> WHAT TO DO
Report back every line from the entries below in which the word "JSON" occurs.

> DATA UNDER STUDY
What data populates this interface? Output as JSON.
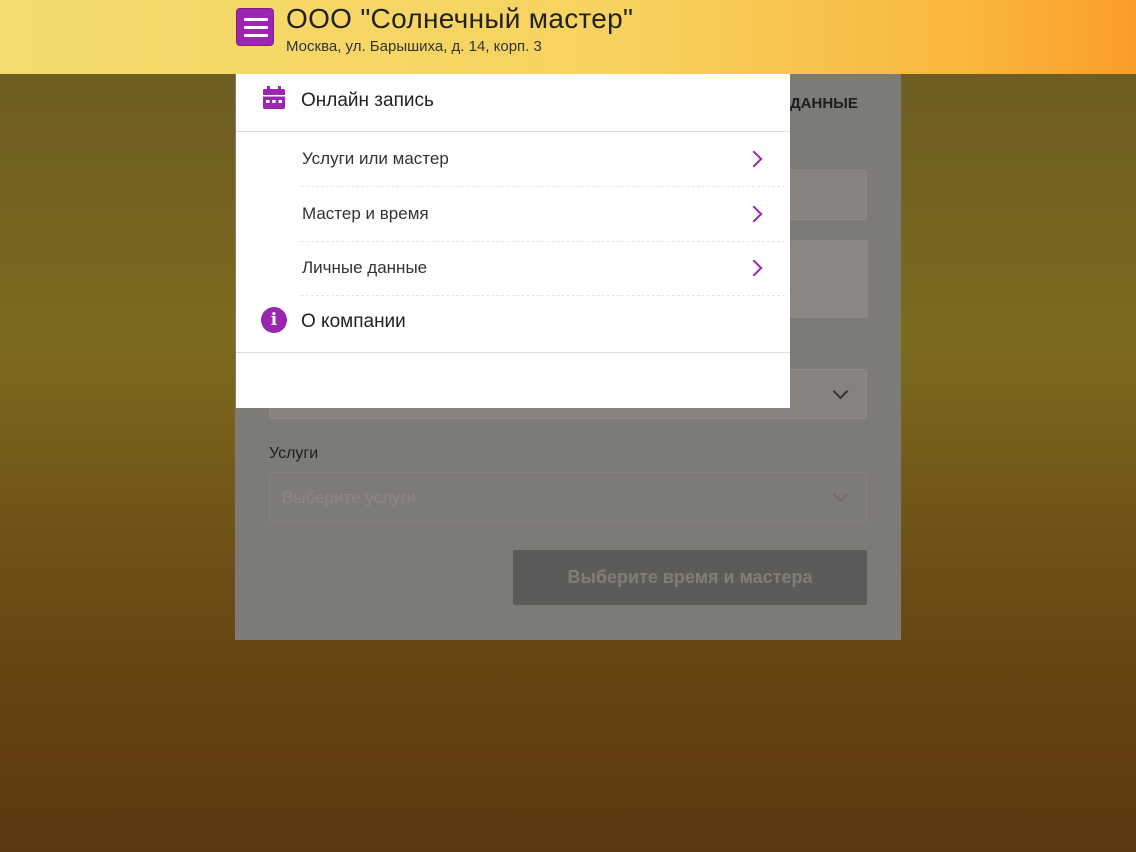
{
  "header": {
    "company_name": "ООО \"Солнечный мастер\"",
    "company_address": "Москва, ул. Барышиха, д. 14, корп. 3",
    "menu_icon": "hamburger-menu-icon"
  },
  "menu": {
    "online_booking": {
      "label": "Онлайн запись",
      "icon": "calendar-icon"
    },
    "items": [
      {
        "label": "Услуги или мастер",
        "icon": "chevron-right-icon"
      },
      {
        "label": "Мастер и время",
        "icon": "chevron-right-icon"
      },
      {
        "label": "Личные данные",
        "icon": "chevron-right-icon"
      }
    ],
    "about": {
      "label": "О компании",
      "icon": "info-icon"
    }
  },
  "background_form": {
    "active_tab_visible": "ДАННЫЕ",
    "services_label": "Услуги",
    "services_placeholder": "Выберите услуги",
    "submit_label": "Выберите время и мастера"
  },
  "colors": {
    "accent": "#9b27b0",
    "header_gradient_start": "#f5dc6e",
    "header_gradient_end": "#fb9e28"
  }
}
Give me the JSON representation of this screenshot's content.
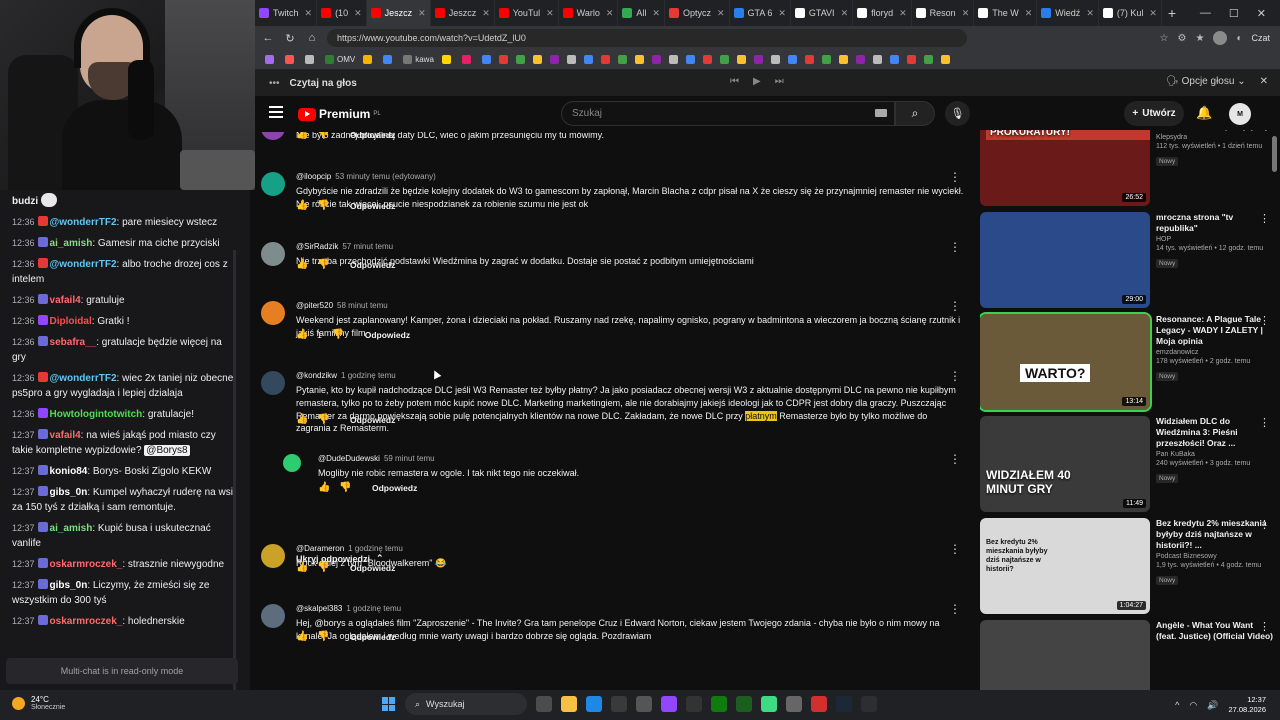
{
  "chat": {
    "top_username": "budzi",
    "messages": [
      {
        "time": "12:36",
        "badge": "yt",
        "user": "@wonderrTF2",
        "color": "#5ec7f5",
        "text": "pare miesiecy wstecz"
      },
      {
        "time": "12:36",
        "badge": "sub",
        "user": "ai_amish",
        "color": "#7ee07e",
        "text": "Gamesir ma ciche przyciski"
      },
      {
        "time": "12:36",
        "badge": "yt",
        "user": "@wonderrTF2",
        "color": "#5ec7f5",
        "text": "albo troche drozej cos z intelem"
      },
      {
        "time": "12:36",
        "badge": "sub",
        "user": "vafail4",
        "color": "#ff6b6b",
        "text": "gratuluje"
      },
      {
        "time": "12:36",
        "badge": "tw",
        "user": "Diploidal",
        "color": "#ff4d4d",
        "text": "Gratki !"
      },
      {
        "time": "12:36",
        "badge": "sub",
        "user": "sebafra__",
        "color": "#ff6b6b",
        "text": "gratulacje będzie więcej na gry"
      },
      {
        "time": "12:36",
        "badge": "yt",
        "user": "@wonderrTF2",
        "color": "#5ec7f5",
        "text": "wiec 2x taniej niz obecne ps5pro a gry wygladaja i lepiej dzialaja"
      },
      {
        "time": "12:36",
        "badge": "tw",
        "user": "Howtologintotwitch",
        "color": "#4cde4c",
        "text": "gratulacje!"
      },
      {
        "time": "12:37",
        "badge": "sub",
        "user": "vafail4",
        "color": "#ff6b6b",
        "text": "na wieś jakąś pod miasto czy takie kompletne wypizdowie?",
        "mention": "@Borys8"
      },
      {
        "time": "12:37",
        "badge": "sub",
        "user": "konio84",
        "color": "#ffffff",
        "text": "Borys- Boski Zigolo KEKW"
      },
      {
        "time": "12:37",
        "badge": "sub",
        "user": "gibs_0n",
        "color": "#ffffff",
        "text": "Kumpel wyhaczył ruderę na wsi za 150 tyś z działką i sam remontuje."
      },
      {
        "time": "12:37",
        "badge": "sub",
        "user": "ai_amish",
        "color": "#7ee07e",
        "text": "Kupić busa i uskutecznać vanlife"
      },
      {
        "time": "12:37",
        "badge": "sub",
        "user": "oskarmroczek_",
        "color": "#ff6b6b",
        "text": "strasznie niewygodne"
      },
      {
        "time": "12:37",
        "badge": "sub",
        "user": "gibs_0n",
        "color": "#ffffff",
        "text": "Liczymy, że zmieści się ze wszystkim do 300 tyś"
      },
      {
        "time": "12:37",
        "badge": "sub",
        "user": "oskarmroczek_",
        "color": "#ff6b6b",
        "text": "holednerskie"
      }
    ],
    "readonly_notice": "Multi-chat is in read-only mode"
  },
  "browser": {
    "tabs": [
      {
        "label": "Twitch",
        "color": "#9147ff"
      },
      {
        "label": "(10",
        "color": "#ff0000"
      },
      {
        "label": "Jeszcz",
        "color": "#ff0000",
        "active": true
      },
      {
        "label": "Jeszcz",
        "color": "#ff0000"
      },
      {
        "label": "YouTul",
        "color": "#ff0000"
      },
      {
        "label": "Warlo",
        "color": "#ff0000"
      },
      {
        "label": "All",
        "color": "#34a853"
      },
      {
        "label": "Optycz",
        "color": "#e53935"
      },
      {
        "label": "GTA 6",
        "color": "#2b7de9"
      },
      {
        "label": "GTAVI",
        "color": "#ffffff"
      },
      {
        "label": "floryd",
        "color": "#ffffff"
      },
      {
        "label": "Reson",
        "color": "#ffffff"
      },
      {
        "label": "The W",
        "color": "#ffffff"
      },
      {
        "label": "Wiedź",
        "color": "#2b7de9"
      },
      {
        "label": "(7) Kul",
        "color": "#ffffff"
      }
    ],
    "url": "https://www.youtube.com/watch?v=UdetdZ_lU0",
    "czat_label": "Czat",
    "bookmarks": [
      {
        "label": "",
        "color": "#a36cf0"
      },
      {
        "label": "",
        "color": "#ff5252"
      },
      {
        "label": "",
        "color": "#bbbbbb"
      },
      {
        "label": "OMV",
        "color": "#2e7d32"
      },
      {
        "label": "",
        "color": "#f4b400"
      },
      {
        "label": "",
        "color": "#4285f4"
      },
      {
        "label": "kawa",
        "color": "#777777"
      },
      {
        "label": "",
        "color": "#ffd600"
      },
      {
        "label": "",
        "color": "#e91e63"
      }
    ],
    "read_aloud": {
      "title": "Czytaj na głos",
      "voice_options": "Opcje głosu"
    }
  },
  "youtube": {
    "brand": "Premium",
    "brand_sup": "PL",
    "search_placeholder": "Szukaj",
    "create_label": "Utwórz",
    "reply_label": "Odpowiedz",
    "hide_replies_label": "Ukryj odpowiedzi",
    "comments": [
      {
        "author": "@jazon9",
        "time": "26 minut temu",
        "avatar": "#8e44ad",
        "text": "Nie było żadnej oficjalnej daty DLC, wiec o jakim przesunięciu my tu mówimy.",
        "likes": ""
      },
      {
        "author": "@iloopcip",
        "time": "53 minuty temu (edytowany)",
        "avatar": "#16a085",
        "text": "Gdybyście nie zdradzili że będzie kolejny dodatek do W3 to gamescom by zapłonął, Marcin Blacha z cdpr pisał na X że cieszy się że przynajmniej remaster nie wyciekł. Nie róbcie tak więcej, psucie niespodzianek za robienie szumu nie jest ok",
        "likes": ""
      },
      {
        "author": "@SirRadzik",
        "time": "57 minut temu",
        "avatar": "#7f8c8d",
        "text": "Nie trzeba przechodzić podstawki Wiedźmina by zagrać w dodatku. Dostaje sie postać z podbitym umiejętnościami",
        "likes": ""
      },
      {
        "author": "@piter520",
        "time": "58 minut temu",
        "avatar": "#e67e22",
        "text": "Weekend jest zaplanowany! Kamper, żona i dzieciaki na pokład. Ruszamy nad rzekę, napalimy ognisko, pograny w badmintona a wieczorem ja boczną ścianę rzutnik i jakiś familijny film",
        "likes": "1"
      },
      {
        "author": "@kondzikw",
        "time": "1 godzinę temu",
        "avatar": "#34495e",
        "text_before": "Pytanie, kto by kupił nadchodzące DLC jeśli W3 Remaster też byłby płatny? Ja jako posiadacz obecnej wersji W3 z aktualnie dostępnymi DLC na pewno nie kupiłbym remastera, tylko po to żeby potem móc kupić nowe DLC. Marketing marketingiem, ale nie dorabiajmy jakiejś ideologi jak to CDPR jest dobry dla graczy. Puszczając Remaster za darmo powiększają sobie pulę potencjalnych klientów na nowe DLC. Zakładam, że nowe DLC przy ",
        "highlight": "płatnym",
        "text_after": " Remasterze było by tylko możliwe do zagrania z Remasterm.",
        "likes": ""
      },
      {
        "author": "@DudeDudewski",
        "time": "59 minut temu",
        "avatar": "#2ecc71",
        "text": "Mogliby nie robic remastera w ogole. I tak nikt tego nie oczekiwał.",
        "likes": ""
      },
      {
        "author": "@Darameron",
        "time": "1 godzinę temu",
        "avatar": "#c9a227",
        "text": "Rock dalej z tym \"Bloodwalkerem\" 😂",
        "likes": ""
      },
      {
        "author": "@skalpel383",
        "time": "1 godzinę temu",
        "avatar": "#5d6d7e",
        "text": "Hej, @borys a oglądałeś film \"Zaproszenie\" - The Invite? Gra tam penelope Cruz i Edward Norton, ciekaw jestem Twojego zdania - chyba nie było o nim mowy na kanale. Ja oglądałem i według mnie warty uwagi i bardzo dobrze się ogląda. Pozdrawiam",
        "likes": ""
      }
    ],
    "sidebar": [
      {
        "title": "Ta Pisarka Pozywa KAŻDEGO Kto Ją Skrytykuje",
        "channel": "Klepsydra",
        "views": "112 tys.",
        "age": "1 dzień temu",
        "badge": "Nowy",
        "duration": "26:52",
        "caption": "PISMO TRAFIA DO PROKURATURY!",
        "bg": "#6b1a1a"
      },
      {
        "title": "mroczna strona \"tv republika\"",
        "channel": "HOP",
        "views": "14 tys.",
        "age": "12 godz. temu",
        "badge": "Nowy",
        "duration": "29:00",
        "caption": "",
        "bg": "#2b4a8a"
      },
      {
        "title": "Resonance: A Plague Tale Legacy - WADY I ZALETY | Moja opinia",
        "channel": "emzdanowicz",
        "views": "178",
        "age": "2 godz. temu",
        "badge": "Nowy",
        "duration": "13:14",
        "caption": "WARTO?",
        "bg": "#6a5a3a"
      },
      {
        "title": "Widziałem DLC do Wiedźmina 3: Pieśni przeszłości! Oraz ...",
        "channel": "Pan KuBaka",
        "views": "240",
        "age": "3 godz. temu",
        "badge": "Nowy",
        "duration": "11:49",
        "caption": "WIDZIAŁEM 40 MINUT GRY",
        "bg": "#3a3a3a"
      },
      {
        "title": "Bez kredytu 2% mieszkania byłyby dziś najtańsze w historii?! ...",
        "channel": "Podcast Biznesowy",
        "views": "1,9 tys.",
        "age": "4 godz. temu",
        "badge": "Nowy",
        "duration": "1:04:27",
        "caption": "Bez kredytu 2% mieszkania byłyby dziś najtańsze w historii?",
        "bg": "#d9d9d9"
      },
      {
        "title": "Angèle - What You Want (feat. Justice) (Official Video)",
        "channel": "",
        "views": "",
        "age": "",
        "badge": "",
        "duration": "",
        "caption": "",
        "bg": "#444444"
      }
    ]
  },
  "taskbar": {
    "temp": "24°C",
    "weather": "Słonecznie",
    "search": "Wyszukaj",
    "time": "12:37",
    "date": "27.08.2026"
  }
}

> SOLUTION FOR THIS TASK
What data populates this interface? Output as JSON.
Give me the JSON representation of this screenshot's content.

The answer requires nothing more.